- Either you listen to the wave start event, init your angle, and on every spawn event you update your bullet trajectory + increment your angle.
- or you can use the object hierarchy: the spawner spawns an empty object that has 3 children (ie. the bullets) with already preset relative angles. That empty object has a very short life time and will then be deleted soon while the bullets continue on their own. You can also cascade hierarchies of object with spawner to spawn multiple types of bullets in different patterns. You can easily do complex combinations to achieve your goal without having to write any modifying code or listen to the events.
So basically, depending on your own preference, you can update your spawned objects in code by listening to events or by creating hierarchies of preset objects/spawners. The second one doesn't require any code unless you want to do some tracking or linking the spawned objects to any class of your own.
Windows 7, MSVS2010.
Thanks. I was wondering that.
That sounds easy enough.
I never thought of doing it that way. It seems a little bit odd to do it that way, though.
Thanks for you help!
As for the spawner, I'm seriously considering coding my own solution, which would give us a higher degree of flexibility in our bullet patterns. By letting us directly convert a quadratic formula to a table of coordinates over time, We can transform (scale, translate, rotate) the path's values read from the table relative to their spawn point or even change any property of the bullet at will (graphic with body, bullet size, etc...). Given the freedom this custom solution would provide wihout any performance loss from what I can see, what are your thoughts regarding usage of the built-in spawner versus my custom solution?
Well it's hard for me to advise you on this as I don't know what architecture you chose.
I know that if I were to make a scrolling shmup, I'd define some kind of sequencer and would create the spawner(s) when hitting the corresponding sequence. I don't think I'd need to use AddTimer() at all in order to do so.
Sure, though they are not incompatible. Spawners are there to spawn objects but you can still have your own class to control the projectiles themselves. A simple example in Mushroom Stew is that all projectiles are spawned via spawners but they have their own control code (ie. their own C++ class) to differentiate them (bullets, fire balls, lightning balls, homing missiles, ...).

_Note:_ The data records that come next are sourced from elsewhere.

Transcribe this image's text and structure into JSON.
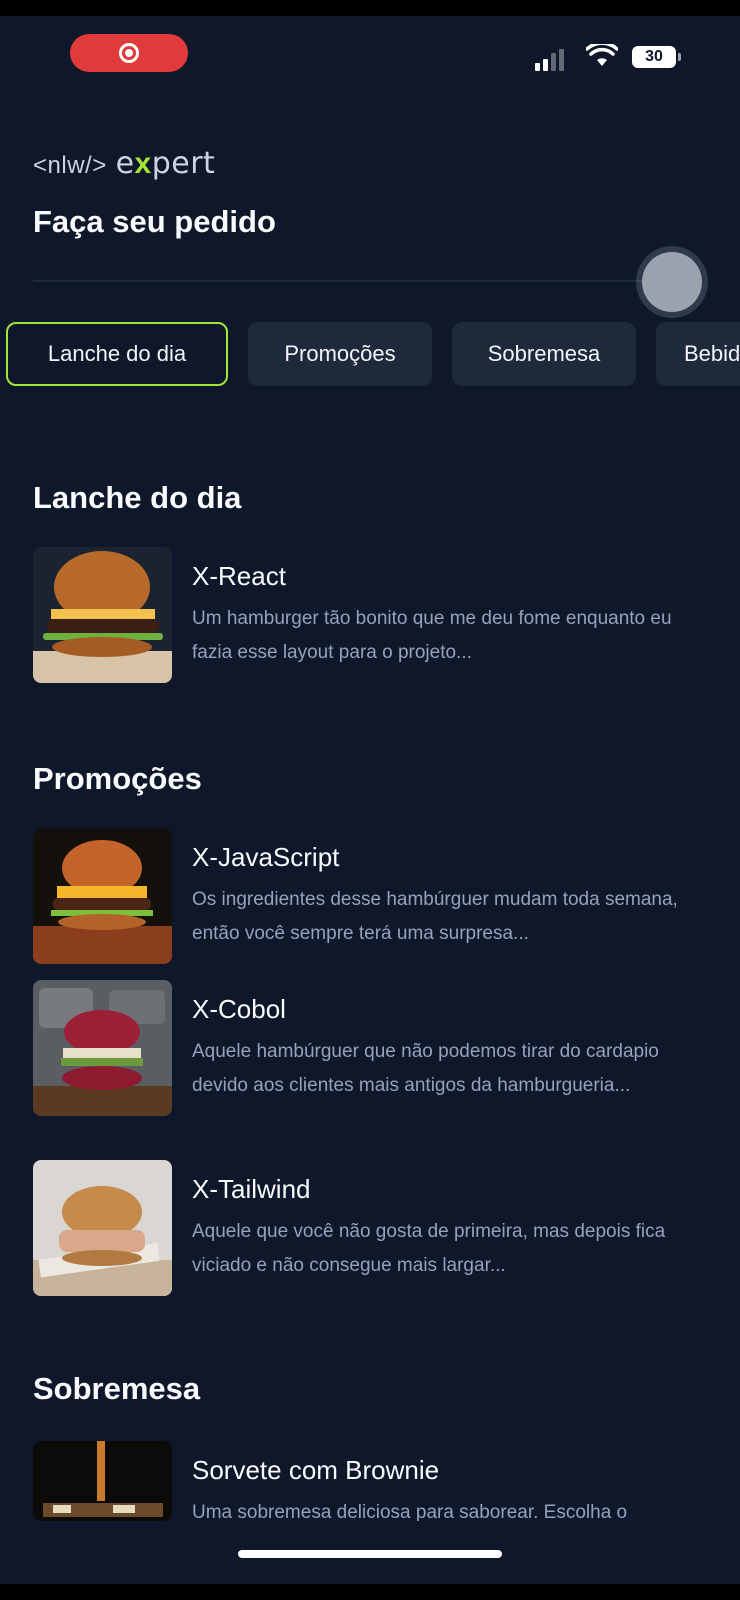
{
  "status_bar": {
    "battery": "30"
  },
  "header": {
    "logo_prefix": "<nlw/>",
    "logo_e": "e",
    "logo_x": "x",
    "logo_rest": "pert",
    "title": "Faça seu pedido"
  },
  "categories": [
    {
      "label": "Lanche do dia",
      "active": true
    },
    {
      "label": "Promoções",
      "active": false
    },
    {
      "label": "Sobremesa",
      "active": false
    },
    {
      "label": "Bebidas",
      "active": false
    }
  ],
  "sections": [
    {
      "title": "Lanche do dia",
      "items": [
        {
          "name": "X-React",
          "description": "Um hamburger tão bonito que me deu fome enquanto eu fazia esse layout para o projeto..."
        }
      ]
    },
    {
      "title": "Promoções",
      "items": [
        {
          "name": "X-JavaScript",
          "description": "Os ingredientes desse hambúrguer mudam toda semana, então você sempre terá uma surpresa..."
        },
        {
          "name": "X-Cobol",
          "description": "Aquele hambúrguer que não podemos tirar do cardapio devido aos clientes mais antigos da hamburgueria..."
        },
        {
          "name": "X-Tailwind",
          "description": "Aquele que você não gosta de primeira, mas depois fica viciado e não consegue mais largar..."
        }
      ]
    },
    {
      "title": "Sobremesa",
      "items": [
        {
          "name": "Sorvete com Brownie",
          "description": "Uma sobremesa deliciosa para saborear. Escolha o"
        }
      ]
    }
  ],
  "colors": {
    "background": "#0f172a",
    "accent": "#a3e635",
    "chip": "#1e293b",
    "muted": "#94a3b8"
  },
  "icons": [
    "screen-record-icon",
    "cellular-signal-icon",
    "wifi-icon",
    "battery-icon"
  ]
}
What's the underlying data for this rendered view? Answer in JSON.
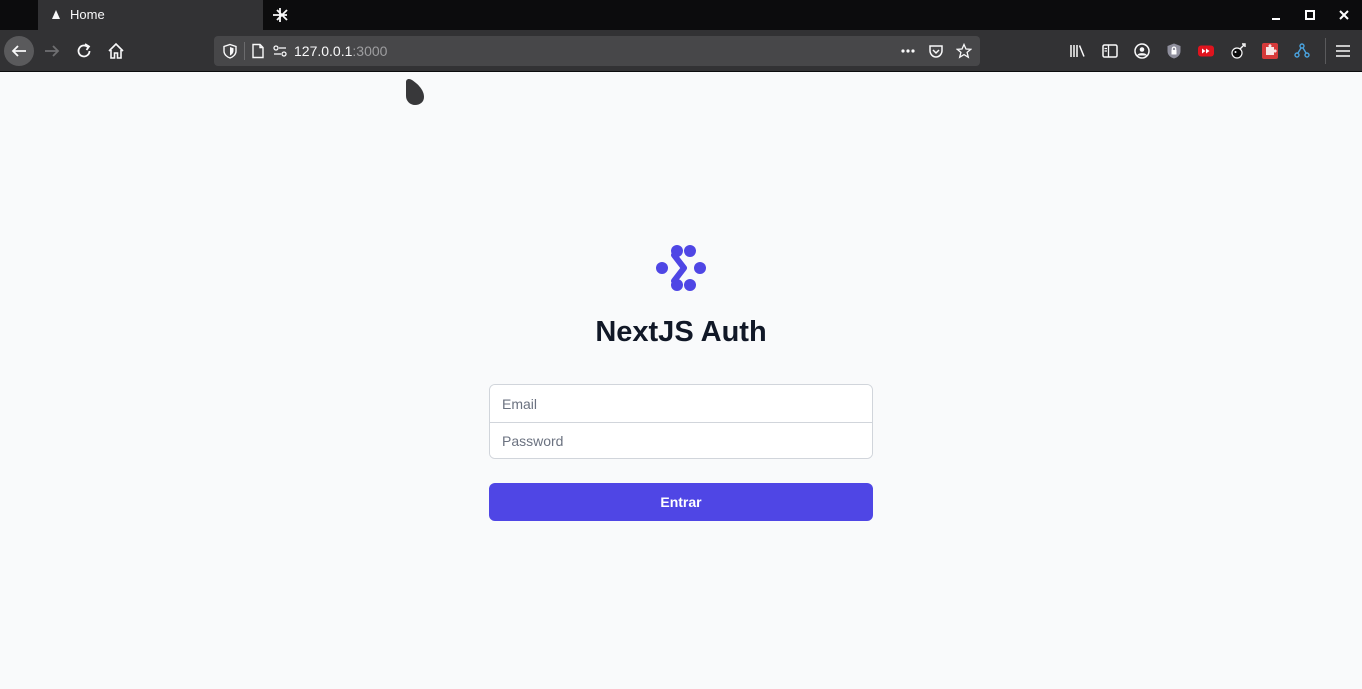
{
  "browser": {
    "tab": {
      "title": "Home"
    },
    "url": {
      "host": "127.0.0.1",
      "port": ":3000"
    }
  },
  "page": {
    "title": "NextJS Auth",
    "form": {
      "email_placeholder": "Email",
      "email_value": "",
      "password_placeholder": "Password",
      "password_value": "",
      "submit_label": "Entrar"
    }
  },
  "colors": {
    "accent": "#4f46e5",
    "heading": "#111827",
    "background": "#f9fafb",
    "chrome_dark": "#0c0c0d",
    "chrome": "#323234"
  },
  "icons": {
    "tabstrip": [
      "tab-favicon",
      "close-icon",
      "plus-icon",
      "minimize-icon",
      "maximize-icon",
      "window-close-icon"
    ],
    "navbar": [
      "back-arrow-icon",
      "forward-arrow-icon",
      "reload-icon",
      "home-icon",
      "shield-icon",
      "page-icon",
      "permissions-icon",
      "more-dots-icon",
      "pocket-icon",
      "star-icon",
      "library-icon",
      "sidebar-icon",
      "account-icon",
      "extension-shield-icon",
      "extension-red-icon",
      "extension-black-icon",
      "extension-puzzle-icon",
      "extension-network-icon",
      "hamburger-menu-icon"
    ],
    "page": [
      "nextjs-auth-logo"
    ]
  }
}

As for changing properties at will, isn't already what you can do with the config system?
Anyway, you should go with whichever solution you feel is the easiest for you to deploy. I know how I'll write a shmup using spawners and FXs but that doesn't mean it's the solution the most adapted to everyone's need.
I understand that we could use a hybrid approach, but I still find the creation of multiple bullets simultaneously to be cumbersome no matter the approach (multiple spawners, event listening, container object). However, I think the solution to contain the enemy wave spawners in objects is sufficient for our needs.
In mentioning the config system, do you refer to the ability to load another *.ini file to overwrite certain properties' values?
I'll be coding and testing my solution during college winter vacation. I won't come to a definitive conclusion until I have tried out the various means.
That's basically what it is. All you need is a list of event + time stamps and the current time. Everytime your time cursor triggers new event, you create the corresponding objects.
The goal is for you to feel happy and comfortable with your code. I was simply explaining how *I* would do it. And that solution is adapted to me but sounds probably tedious or inadapted to others. When I can I try to write as little code as possible and have everything data driven, ie. everything defined in config in this case.
Not directly, though that's a valid point. I wanted to express the fact you can define all the properties (scale, rotation, ...) in config, whether it's hand edited or modified at runtime from code.
Looking forward to seeing what you come up with.
I understand that that was your approach; I was merely explaining my reasoning.
We will be using the config system to make the changes to the bullets at runtime. I wasn't aware that "config system" could refer to that aspect of orx as well.
Thanks for the encouragement!